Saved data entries
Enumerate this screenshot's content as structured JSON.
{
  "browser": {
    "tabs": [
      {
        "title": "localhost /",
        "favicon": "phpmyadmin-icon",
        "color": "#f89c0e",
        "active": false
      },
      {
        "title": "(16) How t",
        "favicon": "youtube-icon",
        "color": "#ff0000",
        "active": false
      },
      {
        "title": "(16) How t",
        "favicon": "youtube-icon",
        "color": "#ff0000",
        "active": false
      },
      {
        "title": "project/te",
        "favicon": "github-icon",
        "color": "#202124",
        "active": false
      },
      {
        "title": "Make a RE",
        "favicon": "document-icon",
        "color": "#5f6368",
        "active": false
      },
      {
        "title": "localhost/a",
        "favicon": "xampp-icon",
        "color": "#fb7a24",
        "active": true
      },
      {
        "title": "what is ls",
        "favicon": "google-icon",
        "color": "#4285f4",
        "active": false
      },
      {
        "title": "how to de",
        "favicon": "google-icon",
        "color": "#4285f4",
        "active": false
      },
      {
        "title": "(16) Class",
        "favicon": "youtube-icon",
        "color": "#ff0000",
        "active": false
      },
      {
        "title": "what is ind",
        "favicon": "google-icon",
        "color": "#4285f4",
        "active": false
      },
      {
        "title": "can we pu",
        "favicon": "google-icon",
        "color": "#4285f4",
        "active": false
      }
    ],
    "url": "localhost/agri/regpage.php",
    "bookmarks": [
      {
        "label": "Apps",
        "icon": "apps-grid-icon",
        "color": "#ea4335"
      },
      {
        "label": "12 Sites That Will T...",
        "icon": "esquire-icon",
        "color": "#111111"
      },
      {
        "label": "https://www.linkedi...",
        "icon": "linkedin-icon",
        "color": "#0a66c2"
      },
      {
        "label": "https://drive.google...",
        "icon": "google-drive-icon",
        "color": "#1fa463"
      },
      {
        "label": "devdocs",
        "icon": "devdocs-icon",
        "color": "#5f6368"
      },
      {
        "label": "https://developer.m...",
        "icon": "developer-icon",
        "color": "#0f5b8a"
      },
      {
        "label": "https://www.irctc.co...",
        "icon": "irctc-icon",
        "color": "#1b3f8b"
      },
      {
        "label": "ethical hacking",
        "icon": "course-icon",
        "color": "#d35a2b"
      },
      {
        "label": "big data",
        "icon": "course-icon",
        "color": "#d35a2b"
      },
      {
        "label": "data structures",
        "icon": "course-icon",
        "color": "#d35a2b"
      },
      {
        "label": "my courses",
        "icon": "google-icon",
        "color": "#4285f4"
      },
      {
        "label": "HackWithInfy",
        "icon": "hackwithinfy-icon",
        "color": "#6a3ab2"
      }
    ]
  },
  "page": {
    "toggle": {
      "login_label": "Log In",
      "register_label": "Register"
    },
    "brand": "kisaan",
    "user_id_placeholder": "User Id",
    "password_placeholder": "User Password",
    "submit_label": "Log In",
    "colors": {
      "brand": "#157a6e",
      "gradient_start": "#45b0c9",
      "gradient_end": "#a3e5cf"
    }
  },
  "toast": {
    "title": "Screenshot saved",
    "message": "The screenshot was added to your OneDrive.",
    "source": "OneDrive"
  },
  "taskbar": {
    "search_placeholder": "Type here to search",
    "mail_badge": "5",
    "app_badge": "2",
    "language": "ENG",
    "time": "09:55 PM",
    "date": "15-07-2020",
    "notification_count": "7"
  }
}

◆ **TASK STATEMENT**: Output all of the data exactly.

◆ **RESULT**:
Enumerate this screenshot's content as structured JSON.
{
  "browser": {
    "tabs": [
      {
        "title": "localhost /",
        "favicon": "phpmyadmin-icon",
        "color": "#f89c0e",
        "active": false
      },
      {
        "title": "(16) How t",
        "favicon": "youtube-icon",
        "color": "#ff0000",
        "active": false
      },
      {
        "title": "(16) How t",
        "favicon": "youtube-icon",
        "color": "#ff0000",
        "active": false
      },
      {
        "title": "project/te",
        "favicon": "github-icon",
        "color": "#202124",
        "active": false
      },
      {
        "title": "Make a RE",
        "favicon": "document-icon",
        "color": "#5f6368",
        "active": false
      },
      {
        "title": "localhost/a",
        "favicon": "xampp-icon",
        "color": "#fb7a24",
        "active": true
      },
      {
        "title": "what is ls",
        "favicon": "google-icon",
        "color": "#4285f4",
        "active": false
      },
      {
        "title": "how to de",
        "favicon": "google-icon",
        "color": "#4285f4",
        "active": false
      },
      {
        "title": "(16) Class",
        "favicon": "youtube-icon",
        "color": "#ff0000",
        "active": false
      },
      {
        "title": "what is ind",
        "favicon": "google-icon",
        "color": "#4285f4",
        "active": false
      },
      {
        "title": "can we pu",
        "favicon": "google-icon",
        "color": "#4285f4",
        "active": false
      }
    ],
    "url": "localhost/agri/regpage.php",
    "bookmarks": [
      {
        "label": "Apps",
        "icon": "apps-grid-icon",
        "color": "#ea4335"
      },
      {
        "label": "12 Sites That Will T...",
        "icon": "esquire-icon",
        "color": "#111111"
      },
      {
        "label": "https://www.linkedi...",
        "icon": "linkedin-icon",
        "color": "#0a66c2"
      },
      {
        "label": "https://drive.google...",
        "icon": "google-drive-icon",
        "color": "#1fa463"
      },
      {
        "label": "devdocs",
        "icon": "devdocs-icon",
        "color": "#5f6368"
      },
      {
        "label": "https://developer.m...",
        "icon": "developer-icon",
        "color": "#0f5b8a"
      },
      {
        "label": "https://www.irctc.co...",
        "icon": "irctc-icon",
        "color": "#1b3f8b"
      },
      {
        "label": "ethical hacking",
        "icon": "course-icon",
        "color": "#d35a2b"
      },
      {
        "label": "big data",
        "icon": "course-icon",
        "color": "#d35a2b"
      },
      {
        "label": "data structures",
        "icon": "course-icon",
        "color": "#d35a2b"
      },
      {
        "label": "my courses",
        "icon": "google-icon",
        "color": "#4285f4"
      },
      {
        "label": "HackWithInfy",
        "icon": "hackwithinfy-icon",
        "color": "#6a3ab2"
      }
    ]
  },
  "page": {
    "toggle": {
      "login_label": "Log In",
      "register_label": "Register"
    },
    "brand": "kisaan",
    "user_id_placeholder": "User Id",
    "password_placeholder": "User Password",
    "submit_label": "Log In",
    "colors": {
      "brand": "#157a6e",
      "gradient_start": "#45b0c9",
      "gradient_end": "#a3e5cf"
    }
  },
  "toast": {
    "title": "Screenshot saved",
    "message": "The screenshot was added to your OneDrive.",
    "source": "OneDrive"
  },
  "taskbar": {
    "search_placeholder": "Type here to search",
    "mail_badge": "5",
    "app_badge": "2",
    "language": "ENG",
    "time": "09:55 PM",
    "date": "15-07-2020",
    "notification_count": "7"
  }
}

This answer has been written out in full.